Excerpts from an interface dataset
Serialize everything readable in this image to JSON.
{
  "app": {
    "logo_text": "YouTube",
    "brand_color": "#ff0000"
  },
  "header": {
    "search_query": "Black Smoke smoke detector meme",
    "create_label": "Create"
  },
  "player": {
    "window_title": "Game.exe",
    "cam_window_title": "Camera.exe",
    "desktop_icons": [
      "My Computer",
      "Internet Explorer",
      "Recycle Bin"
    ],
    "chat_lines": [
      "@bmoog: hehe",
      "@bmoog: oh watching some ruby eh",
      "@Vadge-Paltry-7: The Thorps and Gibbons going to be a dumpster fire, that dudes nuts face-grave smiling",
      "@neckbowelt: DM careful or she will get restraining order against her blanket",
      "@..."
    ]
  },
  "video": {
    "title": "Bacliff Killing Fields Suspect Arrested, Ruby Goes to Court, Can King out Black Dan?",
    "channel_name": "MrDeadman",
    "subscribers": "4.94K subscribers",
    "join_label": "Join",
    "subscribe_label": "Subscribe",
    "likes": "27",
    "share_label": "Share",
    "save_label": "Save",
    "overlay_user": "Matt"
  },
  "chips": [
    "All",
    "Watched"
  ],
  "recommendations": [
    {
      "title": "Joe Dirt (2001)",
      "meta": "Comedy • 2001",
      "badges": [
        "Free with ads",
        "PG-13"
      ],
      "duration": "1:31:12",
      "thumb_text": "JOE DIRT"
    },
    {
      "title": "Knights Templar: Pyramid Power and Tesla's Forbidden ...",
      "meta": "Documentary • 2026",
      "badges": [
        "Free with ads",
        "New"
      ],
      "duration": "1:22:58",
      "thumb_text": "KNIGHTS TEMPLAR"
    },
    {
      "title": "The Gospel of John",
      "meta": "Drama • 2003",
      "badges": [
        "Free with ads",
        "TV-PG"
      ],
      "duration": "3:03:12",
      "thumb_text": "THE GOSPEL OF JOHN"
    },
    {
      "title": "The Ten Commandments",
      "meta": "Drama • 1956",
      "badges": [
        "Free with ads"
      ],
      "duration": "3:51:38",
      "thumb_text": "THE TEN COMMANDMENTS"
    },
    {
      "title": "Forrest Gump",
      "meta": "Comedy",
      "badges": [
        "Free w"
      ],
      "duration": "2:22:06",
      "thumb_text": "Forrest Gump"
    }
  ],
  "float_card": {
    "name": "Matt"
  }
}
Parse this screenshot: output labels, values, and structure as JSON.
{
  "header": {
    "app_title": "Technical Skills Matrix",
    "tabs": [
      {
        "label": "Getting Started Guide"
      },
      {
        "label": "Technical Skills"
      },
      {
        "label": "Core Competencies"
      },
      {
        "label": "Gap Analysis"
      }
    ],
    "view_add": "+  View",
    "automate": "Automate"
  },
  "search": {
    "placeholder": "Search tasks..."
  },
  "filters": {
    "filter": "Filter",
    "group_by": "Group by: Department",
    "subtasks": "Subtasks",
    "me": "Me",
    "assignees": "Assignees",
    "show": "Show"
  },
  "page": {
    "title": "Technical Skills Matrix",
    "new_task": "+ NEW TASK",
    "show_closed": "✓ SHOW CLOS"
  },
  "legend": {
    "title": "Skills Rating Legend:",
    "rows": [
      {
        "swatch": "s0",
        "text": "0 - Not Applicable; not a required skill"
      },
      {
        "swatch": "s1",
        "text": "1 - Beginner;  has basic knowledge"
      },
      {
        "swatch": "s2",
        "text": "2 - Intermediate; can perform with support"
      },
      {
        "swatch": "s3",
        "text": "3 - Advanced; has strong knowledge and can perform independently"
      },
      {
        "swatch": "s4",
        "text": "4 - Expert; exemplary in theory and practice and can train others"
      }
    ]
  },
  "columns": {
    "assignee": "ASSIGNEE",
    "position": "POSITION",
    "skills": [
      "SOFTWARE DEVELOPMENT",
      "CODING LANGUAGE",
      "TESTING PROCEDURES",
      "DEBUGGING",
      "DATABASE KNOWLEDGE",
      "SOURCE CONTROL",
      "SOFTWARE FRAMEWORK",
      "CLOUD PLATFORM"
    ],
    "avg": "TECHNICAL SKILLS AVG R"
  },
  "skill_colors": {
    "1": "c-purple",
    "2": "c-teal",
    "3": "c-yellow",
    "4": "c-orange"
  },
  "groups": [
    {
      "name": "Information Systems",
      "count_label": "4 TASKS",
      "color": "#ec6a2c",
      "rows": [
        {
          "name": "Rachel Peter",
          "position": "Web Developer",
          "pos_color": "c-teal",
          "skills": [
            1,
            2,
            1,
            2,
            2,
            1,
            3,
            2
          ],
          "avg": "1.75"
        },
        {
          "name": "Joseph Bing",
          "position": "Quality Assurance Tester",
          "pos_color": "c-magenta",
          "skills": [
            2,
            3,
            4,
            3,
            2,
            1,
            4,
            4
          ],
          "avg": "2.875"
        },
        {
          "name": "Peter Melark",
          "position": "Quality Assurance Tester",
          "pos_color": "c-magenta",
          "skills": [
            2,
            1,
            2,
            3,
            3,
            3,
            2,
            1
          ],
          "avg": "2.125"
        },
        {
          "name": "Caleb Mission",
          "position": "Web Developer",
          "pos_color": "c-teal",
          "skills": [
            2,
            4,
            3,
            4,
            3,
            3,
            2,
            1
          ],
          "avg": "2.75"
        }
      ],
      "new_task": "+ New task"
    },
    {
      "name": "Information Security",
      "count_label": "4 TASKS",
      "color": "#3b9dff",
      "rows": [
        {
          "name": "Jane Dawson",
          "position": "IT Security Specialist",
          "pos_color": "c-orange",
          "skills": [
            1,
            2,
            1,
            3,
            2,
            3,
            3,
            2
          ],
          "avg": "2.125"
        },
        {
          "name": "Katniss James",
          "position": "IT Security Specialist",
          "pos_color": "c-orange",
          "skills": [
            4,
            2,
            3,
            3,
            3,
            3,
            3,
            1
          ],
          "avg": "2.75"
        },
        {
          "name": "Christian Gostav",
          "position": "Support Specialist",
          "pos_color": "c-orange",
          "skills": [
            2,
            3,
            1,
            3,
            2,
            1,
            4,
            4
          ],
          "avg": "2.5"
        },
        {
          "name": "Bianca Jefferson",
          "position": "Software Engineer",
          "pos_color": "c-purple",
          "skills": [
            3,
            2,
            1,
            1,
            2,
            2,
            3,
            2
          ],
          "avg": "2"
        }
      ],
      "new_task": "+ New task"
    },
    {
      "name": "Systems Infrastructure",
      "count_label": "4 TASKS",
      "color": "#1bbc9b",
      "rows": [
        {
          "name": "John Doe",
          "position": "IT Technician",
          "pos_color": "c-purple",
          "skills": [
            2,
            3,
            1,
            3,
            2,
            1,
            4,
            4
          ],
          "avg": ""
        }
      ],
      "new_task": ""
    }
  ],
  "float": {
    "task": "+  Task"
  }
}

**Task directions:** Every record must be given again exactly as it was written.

**Result for this exercise:**
Serialize everything readable in this image to JSON.
{
  "app": {
    "logo_text": "YouTube",
    "brand_color": "#ff0000"
  },
  "header": {
    "search_query": "Black Smoke smoke detector meme",
    "create_label": "Create"
  },
  "player": {
    "window_title": "Game.exe",
    "cam_window_title": "Camera.exe",
    "desktop_icons": [
      "My Computer",
      "Internet Explorer",
      "Recycle Bin"
    ],
    "chat_lines": [
      "@bmoog: hehe",
      "@bmoog: oh watching some ruby eh",
      "@Vadge-Paltry-7: The Thorps and Gibbons going to be a dumpster fire, that dudes nuts face-grave smiling",
      "@neckbowelt: DM careful or she will get restraining order against her blanket",
      "@..."
    ]
  },
  "video": {
    "title": "Bacliff Killing Fields Suspect Arrested, Ruby Goes to Court, Can King out Black Dan?",
    "channel_name": "MrDeadman",
    "subscribers": "4.94K subscribers",
    "join_label": "Join",
    "subscribe_label": "Subscribe",
    "likes": "27",
    "share_label": "Share",
    "save_label": "Save",
    "overlay_user": "Matt"
  },
  "chips": [
    "All",
    "Watched"
  ],
  "recommendations": [
    {
      "title": "Joe Dirt (2001)",
      "meta": "Comedy • 2001",
      "badges": [
        "Free with ads",
        "PG-13"
      ],
      "duration": "1:31:12",
      "thumb_text": "JOE DIRT"
    },
    {
      "title": "Knights Templar: Pyramid Power and Tesla's Forbidden ...",
      "meta": "Documentary • 2026",
      "badges": [
        "Free with ads",
        "New"
      ],
      "duration": "1:22:58",
      "thumb_text": "KNIGHTS TEMPLAR"
    },
    {
      "title": "The Gospel of John",
      "meta": "Drama • 2003",
      "badges": [
        "Free with ads",
        "TV-PG"
      ],
      "duration": "3:03:12",
      "thumb_text": "THE GOSPEL OF JOHN"
    },
    {
      "title": "The Ten Commandments",
      "meta": "Drama • 1956",
      "badges": [
        "Free with ads"
      ],
      "duration": "3:51:38",
      "thumb_text": "THE TEN COMMANDMENTS"
    },
    {
      "title": "Forrest Gump",
      "meta": "Comedy",
      "badges": [
        "Free w"
      ],
      "duration": "2:22:06",
      "thumb_text": "Forrest Gump"
    }
  ],
  "float_card": {
    "name": "Matt"
  }
}
Parse this screenshot: output labels, values, and structure as JSON.
{
  "header": {
    "app_title": "Technical Skills Matrix",
    "tabs": [
      {
        "label": "Getting Started Guide"
      },
      {
        "label": "Technical Skills"
      },
      {
        "label": "Core Competencies"
      },
      {
        "label": "Gap Analysis"
      }
    ],
    "view_add": "+  View",
    "automate": "Automate"
  },
  "search": {
    "placeholder": "Search tasks..."
  },
  "filters": {
    "filter": "Filter",
    "group_by": "Group by: Department",
    "subtasks": "Subtasks",
    "me": "Me",
    "assignees": "Assignees",
    "show": "Show"
  },
  "page": {
    "title": "Technical Skills Matrix",
    "new_task": "+ NEW TASK",
    "show_closed": "✓ SHOW CLOS"
  },
  "legend": {
    "title": "Skills Rating Legend:",
    "rows": [
      {
        "swatch": "s0",
        "text": "0 - Not Applicable; not a required skill"
      },
      {
        "swatch": "s1",
        "text": "1 - Beginner;  has basic knowledge"
      },
      {
        "swatch": "s2",
        "text": "2 - Intermediate; can perform with support"
      },
      {
        "swatch": "s3",
        "text": "3 - Advanced; has strong knowledge and can perform independently"
      },
      {
        "swatch": "s4",
        "text": "4 - Expert; exemplary in theory and practice and can train others"
      }
    ]
  },
  "columns": {
    "assignee": "ASSIGNEE",
    "position": "POSITION",
    "skills": [
      "SOFTWARE DEVELOPMENT",
      "CODING LANGUAGE",
      "TESTING PROCEDURES",
      "DEBUGGING",
      "DATABASE KNOWLEDGE",
      "SOURCE CONTROL",
      "SOFTWARE FRAMEWORK",
      "CLOUD PLATFORM"
    ],
    "avg": "TECHNICAL SKILLS AVG R"
  },
  "skill_colors": {
    "1": "c-purple",
    "2": "c-teal",
    "3": "c-yellow",
    "4": "c-orange"
  },
  "groups": [
    {
      "name": "Information Systems",
      "count_label": "4 TASKS",
      "color": "#ec6a2c",
      "rows": [
        {
          "name": "Rachel Peter",
          "position": "Web Developer",
          "pos_color": "c-teal",
          "skills": [
            1,
            2,
            1,
            2,
            2,
            1,
            3,
            2
          ],
          "avg": "1.75"
        },
        {
          "name": "Joseph Bing",
          "position": "Quality Assurance Tester",
          "pos_color": "c-magenta",
          "skills": [
            2,
            3,
            4,
            3,
            2,
            1,
            4,
            4
          ],
          "avg": "2.875"
        },
        {
          "name": "Peter Melark",
          "position": "Quality Assurance Tester",
          "pos_color": "c-magenta",
          "skills": [
            2,
            1,
            2,
            3,
            3,
            3,
            2,
            1
          ],
          "avg": "2.125"
        },
        {
          "name": "Caleb Mission",
          "position": "Web Developer",
          "pos_color": "c-teal",
          "skills": [
            2,
            4,
            3,
            4,
            3,
            3,
            2,
            1
          ],
          "avg": "2.75"
        }
      ],
      "new_task": "+ New task"
    },
    {
      "name": "Information Security",
      "count_label": "4 TASKS",
      "color": "#3b9dff",
      "rows": [
        {
          "name": "Jane Dawson",
          "position": "IT Security Specialist",
          "pos_color": "c-orange",
          "skills": [
            1,
            2,
            1,
            3,
            2,
            3,
            3,
            2
          ],
          "avg": "2.125"
        },
        {
          "name": "Katniss James",
          "position": "IT Security Specialist",
          "pos_color": "c-orange",
          "skills": [
            4,
            2,
            3,
            3,
            3,
            3,
            3,
            1
          ],
          "avg": "2.75"
        },
        {
          "name": "Christian Gostav",
          "position": "Support Specialist",
          "pos_color": "c-orange",
          "skills": [
            2,
            3,
            1,
            3,
            2,
            1,
            4,
            4
          ],
          "avg": "2.5"
        },
        {
          "name": "Bianca Jefferson",
          "position": "Software Engineer",
          "pos_color": "c-purple",
          "skills": [
            3,
            2,
            1,
            1,
            2,
            2,
            3,
            2
          ],
          "avg": "2"
        }
      ],
      "new_task": "+ New task"
    },
    {
      "name": "Systems Infrastructure",
      "count_label": "4 TASKS",
      "color": "#1bbc9b",
      "rows": [
        {
          "name": "John Doe",
          "position": "IT Technician",
          "pos_color": "c-purple",
          "skills": [
            2,
            3,
            1,
            3,
            2,
            1,
            4,
            4
          ],
          "avg": ""
        }
      ],
      "new_task": ""
    }
  ],
  "float": {
    "task": "+  Task"
  }
}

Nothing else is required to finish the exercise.